LOGAN, directed by James Mangold, is loosely based on the Old Man Logan comic book story and is, if we’re to believe what we’re told, the swan song for both Hugh Jackman and Patrick Stewart in their roles as Logan and Charles Xavier respectively.
It’s the year 2029 and all but a few mutants are extinct. Logan (Jackman) is older and losing his healing factor and Charles (Stewart) is even older, living with dementia and struggling to control his incredible powers. Living in exile, Logan and Charles come across a young mutant, Laura (Dafne Keen), and become involved in protecting her from parties that don’t have her best interests at heart.
People may point to Deadpool being the reason that this film was given the green light to go R rated. Proof that an R rated comic book film can be successful. But I think the more important lesson form Deapool was to give creative freedom to the creators. Too often these days do films feel like money-churning exercises but Logan is an exception. This is the film it was always supposed to be. This is the film we deserve.
Speaking of its R rating (or 15 in sterling), this film is brutal. It’s bloody and violent and has a lot of fucks. It’s pretty much everything we’ve wanted from Wolverine since his first appearance. But it’s not frivolous or violence for the sake of violence. It’s not Deadpool. Its brutality only adds to the realism.
This film achieves things that comic book films rarely do. At the time of writing, I believe this to be the best comic book film since The Dark Knight. A bold claim I know, but let me explain why. This film strives beyond anything Marvel and DC have even dreamt about. Marvel are generally considered the masters of the comic book film, and they are – we gave Civil War a pretty great review. However, they rarely risk much in their films. The peril always feels at arm’s length. The conflict is always temporary. Our heroes will come out unscathed at the end. But with Logan Mangold, Jackman et al set a new standard for comic book films. How does it achieve this? By taking risks and building real relationships. The stakes have never been so high in a comic book film.
It also benefits hugely from being a contained story, focused on the characters in it, only concerned with telling the story it’s there to tell. And because of this, we can explore the characters and relationships in ways that I don’t feel has been done in any other comic book film. It’s such a simple plot. No convoluted twists or sequel set ups. It doesn’t have to be complex. It’s not about the story, it’s about the relationships. It’s not concerned with massive CGI set pieces, instead going for brutally realistic hand to hand combat that just adds to the drama and realism. It’s so grounded and all the better for it.
Jackman has never been better as Logan. Maybe he’s never been better full-stop. He’s always been probably the strongest asset of the X-Men franchise, despite two pretty poor standalone films. That speaks volumes of the guy’s importance in this universe. Here he gets to explore the character like never before, this time as a father figure. His relationship with Laura is moving and tragic and it adds an emotional weight to film that’s been lacking from the X-Men franchise and dare I say, comic book films in general.

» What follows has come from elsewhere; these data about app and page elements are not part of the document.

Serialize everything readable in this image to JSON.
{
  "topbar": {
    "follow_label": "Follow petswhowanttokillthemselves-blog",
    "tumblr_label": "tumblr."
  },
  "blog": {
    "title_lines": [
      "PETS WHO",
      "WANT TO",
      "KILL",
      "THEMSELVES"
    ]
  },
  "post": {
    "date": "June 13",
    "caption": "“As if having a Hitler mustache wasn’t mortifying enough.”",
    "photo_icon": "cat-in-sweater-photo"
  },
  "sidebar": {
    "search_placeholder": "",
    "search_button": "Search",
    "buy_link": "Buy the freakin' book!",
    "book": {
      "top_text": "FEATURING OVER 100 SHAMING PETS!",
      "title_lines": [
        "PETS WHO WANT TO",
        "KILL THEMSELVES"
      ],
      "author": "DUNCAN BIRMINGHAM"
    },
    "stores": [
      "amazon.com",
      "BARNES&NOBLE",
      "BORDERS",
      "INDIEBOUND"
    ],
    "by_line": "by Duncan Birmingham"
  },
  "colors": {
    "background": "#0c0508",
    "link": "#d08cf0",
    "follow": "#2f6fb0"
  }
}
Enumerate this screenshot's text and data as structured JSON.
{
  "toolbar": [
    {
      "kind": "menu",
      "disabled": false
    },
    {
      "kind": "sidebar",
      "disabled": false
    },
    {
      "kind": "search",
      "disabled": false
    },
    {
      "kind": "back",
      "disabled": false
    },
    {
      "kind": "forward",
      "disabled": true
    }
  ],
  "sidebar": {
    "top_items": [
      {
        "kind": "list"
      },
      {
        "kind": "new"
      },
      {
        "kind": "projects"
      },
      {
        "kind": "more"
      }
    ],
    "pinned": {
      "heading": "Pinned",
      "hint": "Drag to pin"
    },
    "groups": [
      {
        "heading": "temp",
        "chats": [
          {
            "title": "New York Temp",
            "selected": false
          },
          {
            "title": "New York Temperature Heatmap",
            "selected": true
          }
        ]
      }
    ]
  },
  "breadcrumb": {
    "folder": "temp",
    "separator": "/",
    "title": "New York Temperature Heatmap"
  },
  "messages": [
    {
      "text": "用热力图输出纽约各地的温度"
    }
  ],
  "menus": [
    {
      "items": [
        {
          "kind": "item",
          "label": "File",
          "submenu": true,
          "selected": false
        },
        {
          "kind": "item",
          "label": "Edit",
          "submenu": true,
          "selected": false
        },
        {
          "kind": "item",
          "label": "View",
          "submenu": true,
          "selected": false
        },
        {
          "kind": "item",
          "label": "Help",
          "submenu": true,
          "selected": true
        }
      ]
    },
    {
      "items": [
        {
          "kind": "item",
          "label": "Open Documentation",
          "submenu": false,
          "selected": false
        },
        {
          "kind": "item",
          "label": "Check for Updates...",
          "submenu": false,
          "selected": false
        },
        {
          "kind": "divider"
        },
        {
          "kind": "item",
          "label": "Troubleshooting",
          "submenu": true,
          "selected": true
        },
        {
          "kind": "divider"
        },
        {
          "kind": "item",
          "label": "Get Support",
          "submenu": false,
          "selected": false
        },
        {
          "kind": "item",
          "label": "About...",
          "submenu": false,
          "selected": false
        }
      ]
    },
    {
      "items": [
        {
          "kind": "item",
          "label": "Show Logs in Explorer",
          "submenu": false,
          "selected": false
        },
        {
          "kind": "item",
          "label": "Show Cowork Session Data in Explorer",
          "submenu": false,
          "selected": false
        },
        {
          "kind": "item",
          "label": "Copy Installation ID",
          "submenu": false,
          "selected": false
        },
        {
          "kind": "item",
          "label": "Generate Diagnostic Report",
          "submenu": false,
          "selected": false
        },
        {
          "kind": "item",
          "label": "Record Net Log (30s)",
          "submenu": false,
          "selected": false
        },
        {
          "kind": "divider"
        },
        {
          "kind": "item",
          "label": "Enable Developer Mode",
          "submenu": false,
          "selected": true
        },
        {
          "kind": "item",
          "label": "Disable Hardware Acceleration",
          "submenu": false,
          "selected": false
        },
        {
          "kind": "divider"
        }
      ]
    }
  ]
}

Similarly, Stewart is at his best playing a damaged Xavier at the end of his life and not in control of his powers. He plays the role brilliantly with vulnerability and guilt yet with hope and optimism. His relationship with Logan is something that’s only hinted at in previous films but here, it’s given the time it deserves.
It’s a story of family with Logan stuck in the middle looking after his father figure, Charles, while reluctantly caring for Laura as her father figure. Dafne Keen is a revelation as Laura. Her relationship with Charles and Logan is the heartbeat of the story. She’s the catalyst that gives both characters a worthy send off.
MASTERPIECE. What a way to go.
— Reel Film (@ReelFilm_Movies) March 2, 2017